→ **EXERCISE INPUTS**
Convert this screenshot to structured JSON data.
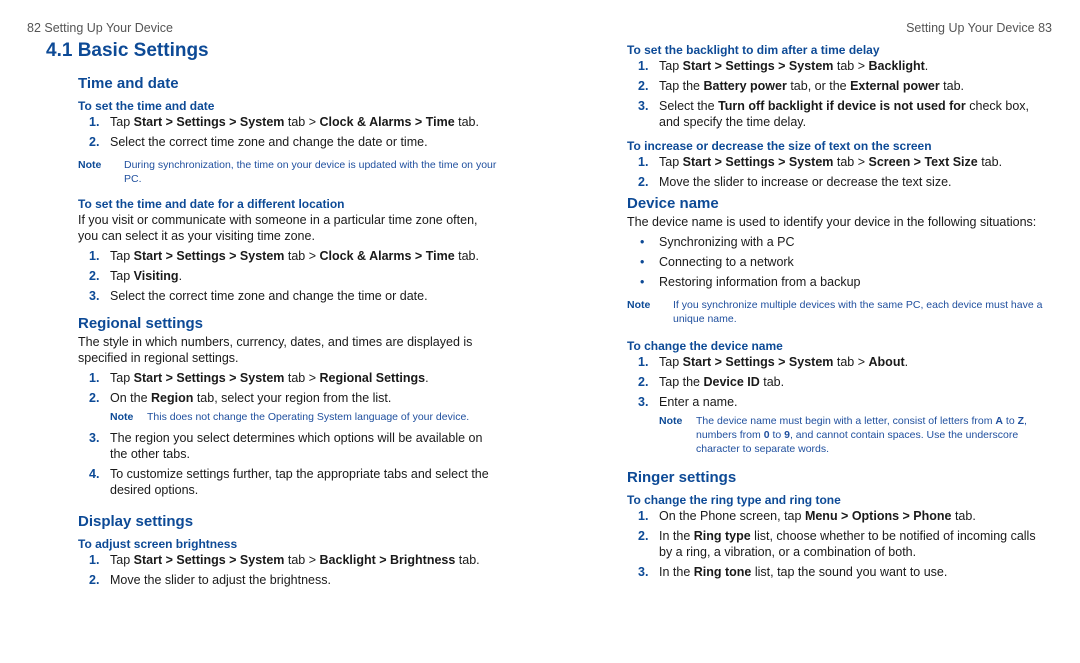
{
  "left_page": {
    "running_head": "82  Setting Up Your Device",
    "chapter_title": "4.1  Basic Settings",
    "time_and_date": {
      "heading": "Time and date",
      "proc1": {
        "title": "To set the time and date",
        "steps": [
          {
            "num": "1.",
            "parts": [
              "Tap ",
              "Start > Settings > System",
              " tab > ",
              "Clock & Alarms > Time",
              " tab."
            ]
          },
          {
            "num": "2.",
            "text": "Select the correct time zone and change the date or time."
          }
        ]
      },
      "note": {
        "label": "Note",
        "text": "During synchronization, the time on your device is updated with the time on your PC."
      },
      "proc2": {
        "title": "To set the time and date for a different location",
        "intro": "If you visit or communicate with someone in a particular time zone often, you can select it as your visiting time zone.",
        "steps": [
          {
            "num": "1.",
            "parts": [
              "Tap ",
              "Start > Settings > System",
              " tab > ",
              "Clock & Alarms > Time",
              " tab."
            ]
          },
          {
            "num": "2.",
            "parts": [
              "Tap ",
              "Visiting",
              "."
            ]
          },
          {
            "num": "3.",
            "text": "Select the correct time zone and change the time or date."
          }
        ]
      }
    },
    "regional": {
      "heading": "Regional settings",
      "intro": "The style in which numbers, currency, dates, and times are displayed is specified in regional settings.",
      "steps": [
        {
          "num": "1.",
          "parts": [
            "Tap ",
            "Start > Settings > System",
            " tab > ",
            "Regional Settings",
            "."
          ]
        },
        {
          "num": "2.",
          "parts": [
            "On the ",
            "Region",
            " tab, select your region from the list."
          ]
        },
        {
          "num": "3.",
          "text": "The region you select determines which options will be available on the other tabs."
        },
        {
          "num": "4.",
          "text": "To customize settings further, tap the appropriate tabs and select the desired options."
        }
      ],
      "note": {
        "label": "Note",
        "text": "This does not change the Operating System language of your device."
      }
    },
    "display": {
      "heading": "Display settings",
      "proc": {
        "title": "To adjust screen brightness",
        "steps": [
          {
            "num": "1.",
            "parts": [
              "Tap ",
              "Start > Settings > System",
              " tab > ",
              "Backlight > Brightness",
              " tab."
            ]
          },
          {
            "num": "2.",
            "text": "Move the slider to adjust the brightness."
          }
        ]
      }
    }
  },
  "right_page": {
    "running_head": "Setting Up Your Device  83",
    "backlight": {
      "title": "To set the backlight to dim after a time delay",
      "steps": [
        {
          "num": "1.",
          "parts": [
            "Tap ",
            "Start > Settings > System",
            " tab > ",
            "Backlight",
            "."
          ]
        },
        {
          "num": "2.",
          "parts": [
            "Tap the ",
            "Battery power",
            " tab, or the ",
            "External power",
            " tab."
          ]
        },
        {
          "num": "3.",
          "parts": [
            "Select the ",
            "Turn off backlight if device is not used for",
            " check box, and specify the time delay."
          ]
        }
      ]
    },
    "text_size": {
      "title": "To increase or decrease the size of text on the screen",
      "steps": [
        {
          "num": "1.",
          "parts": [
            "Tap ",
            "Start > Settings > System",
            " tab > ",
            "Screen > Text Size",
            " tab."
          ]
        },
        {
          "num": "2.",
          "text": "Move the slider to increase or decrease the text size."
        }
      ]
    },
    "device_name": {
      "heading": "Device name",
      "intro": "The device name is used to identify your device in the following situations:",
      "bullets": [
        "Synchronizing with a PC",
        "Connecting to a network",
        "Restoring information from a backup"
      ],
      "note": {
        "label": "Note",
        "text": "If you synchronize multiple devices with the same PC, each device must have a unique name."
      },
      "proc": {
        "title": "To change the device name",
        "steps": [
          {
            "num": "1.",
            "parts": [
              "Tap ",
              "Start > Settings > System",
              " tab > ",
              "About",
              "."
            ]
          },
          {
            "num": "2.",
            "parts": [
              "Tap the ",
              "Device ID",
              " tab."
            ]
          },
          {
            "num": "3.",
            "text": "Enter a name."
          }
        ],
        "note": {
          "label": "Note",
          "parts": [
            "The device name must begin with a letter, consist of letters from ",
            "A",
            " to ",
            "Z",
            ", numbers from ",
            "0",
            " to ",
            "9",
            ", and cannot contain spaces. Use the underscore character to separate words."
          ]
        }
      }
    },
    "ringer": {
      "heading": "Ringer settings",
      "proc": {
        "title": "To change the ring type and ring tone",
        "steps": [
          {
            "num": "1.",
            "parts": [
              "On the Phone screen, tap ",
              "Menu > Options > Phone",
              " tab."
            ]
          },
          {
            "num": "2.",
            "parts": [
              "In the ",
              "Ring type",
              " list, choose whether to be notified of incoming calls by a ring, a vibration, or a combination of both."
            ]
          },
          {
            "num": "3.",
            "parts": [
              "In the ",
              "Ring tone",
              " list, tap the sound you want to use."
            ]
          }
        ]
      }
    }
  },
  "colors": {
    "heading_blue": "#0d4a96",
    "note_blue": "#1f4f9e",
    "running_head_gray": "#555555"
  }
}
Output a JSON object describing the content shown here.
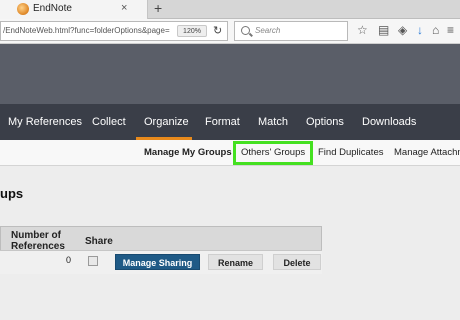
{
  "browser": {
    "tab": {
      "title": "EndNote",
      "close": "×"
    },
    "new_tab": "+",
    "url": "/EndNoteWeb.html?func=folderOptions&page=",
    "zoom": "120%",
    "reload": "↻",
    "search_placeholder": "Search",
    "toolbar_icons": {
      "bookmark_star": "☆",
      "reading_list": "▤",
      "shield": "◈",
      "download": "↓",
      "home": "⌂",
      "menu": "≡"
    }
  },
  "main_nav": {
    "items": [
      "My References",
      "Collect",
      "Organize",
      "Format",
      "Match",
      "Options",
      "Downloads"
    ],
    "active": "Organize",
    "accent_color": "#e88a1c"
  },
  "sub_nav": {
    "items": [
      "Manage My Groups",
      "Others' Groups",
      "Find Duplicates",
      "Manage Attachm"
    ],
    "highlighted": "Others' Groups",
    "highlight_color": "#44e020"
  },
  "page": {
    "title": "ups"
  },
  "table": {
    "headers": {
      "number_of_references": "Number of\nReferences",
      "share": "Share"
    },
    "row": {
      "count": "0",
      "share_checked": false,
      "manage_sharing": "Manage Sharing",
      "rename": "Rename",
      "delete": "Delete"
    }
  }
}
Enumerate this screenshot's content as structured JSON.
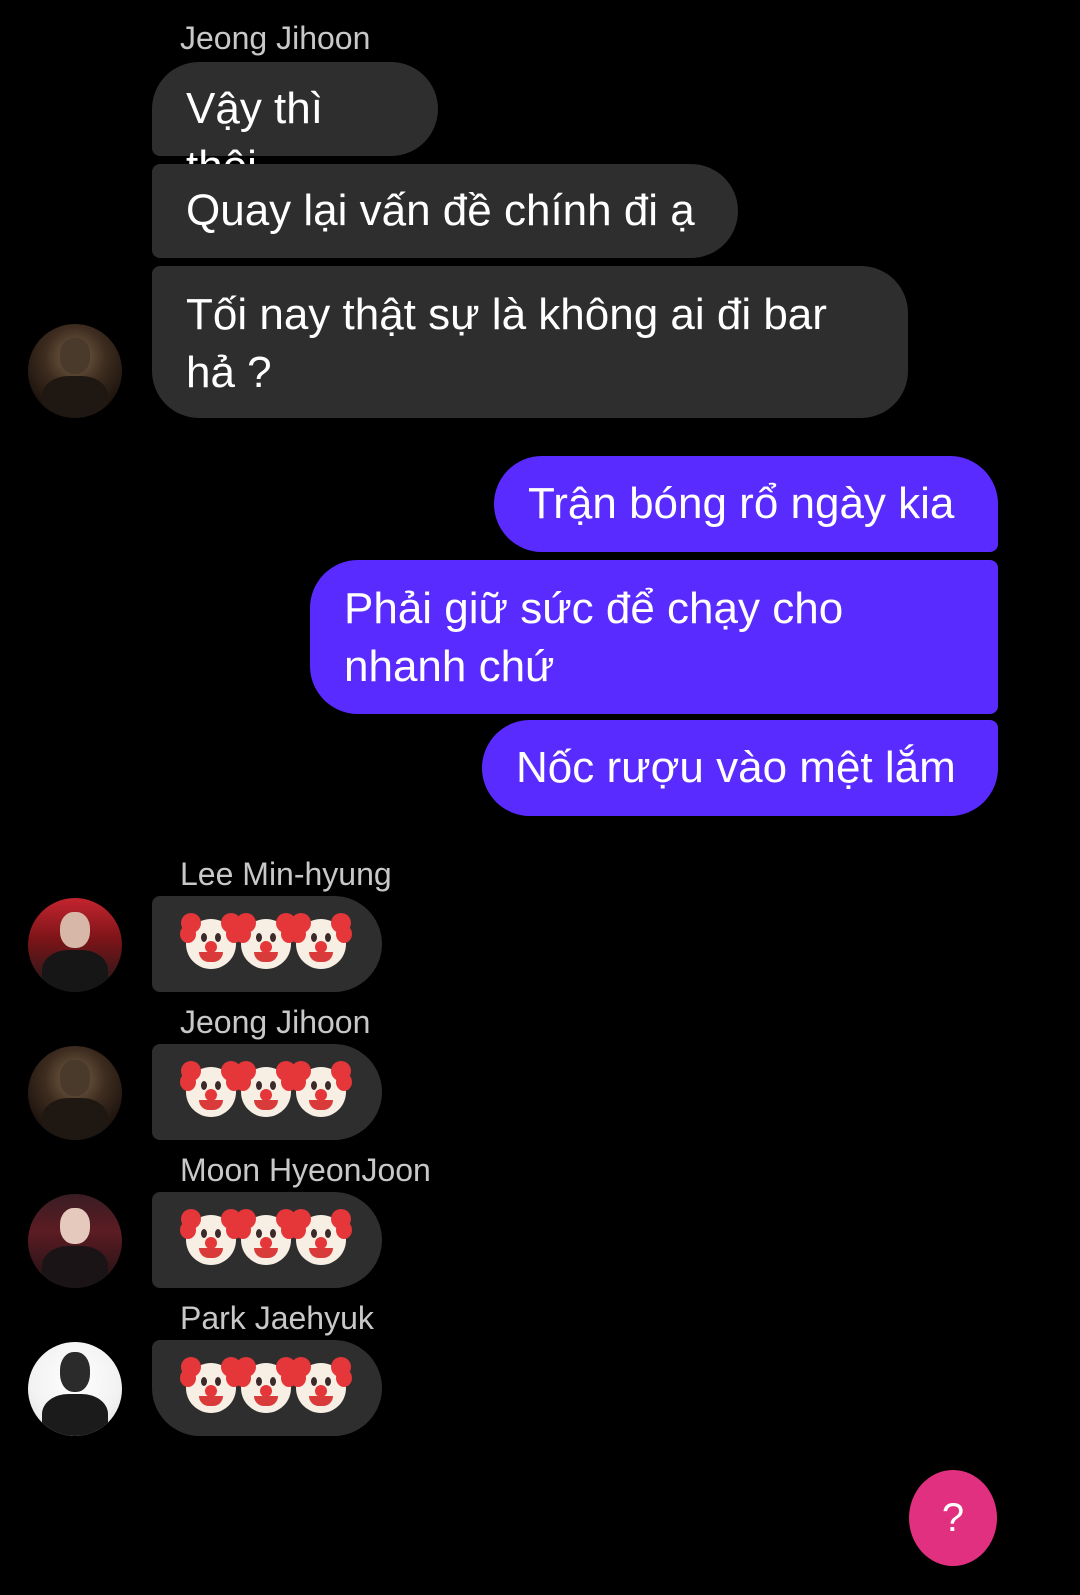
{
  "messages": [
    {
      "sender": "Jeong Jihoon",
      "lines": [
        "Vậy thì thôi",
        "Quay lại vấn đề chính đi ạ",
        "Tối nay thật sự là không ai đi bar hả ?"
      ]
    },
    {
      "outgoing": [
        "Trận bóng rổ ngày kia",
        "Phải giữ sức để chạy cho nhanh chứ",
        "Nốc rượu vào mệt lắm"
      ]
    },
    {
      "sender": "Lee Min-hyung",
      "emoji": "clown x3"
    },
    {
      "sender": "Jeong Jihoon",
      "emoji": "clown x3"
    },
    {
      "sender": "Moon HyeonJoon",
      "emoji": "clown x3"
    },
    {
      "sender": "Park Jaehyuk",
      "emoji": "clown x3"
    }
  ],
  "chat": {
    "group1_sender": "Jeong Jihoon",
    "in1": "Vậy thì thôi",
    "in2": "Quay lại vấn đề chính đi ạ",
    "in3": "Tối nay thật sự là không ai đi bar hả ?",
    "out1": "Trận bóng rổ ngày kia",
    "out2": "Phải giữ sức để chạy cho nhanh chứ",
    "out3": "Nốc rượu vào mệt lắm",
    "sender2": "Lee Min-hyung",
    "sender3": "Jeong Jihoon",
    "sender4": "Moon HyeonJoon",
    "sender5": "Park Jaehyuk"
  },
  "emoji_icon": "clown-face-emoji",
  "help_button": {
    "label": "?",
    "color": "#e0307f"
  },
  "colors": {
    "background": "#000000",
    "incoming_bubble": "#2e2e2e",
    "outgoing_bubble": "#5a2bff",
    "sender_name": "#c8c8c8"
  }
}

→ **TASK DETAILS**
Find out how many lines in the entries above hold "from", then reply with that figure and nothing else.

→ **EXPECTED OUTPUT**
4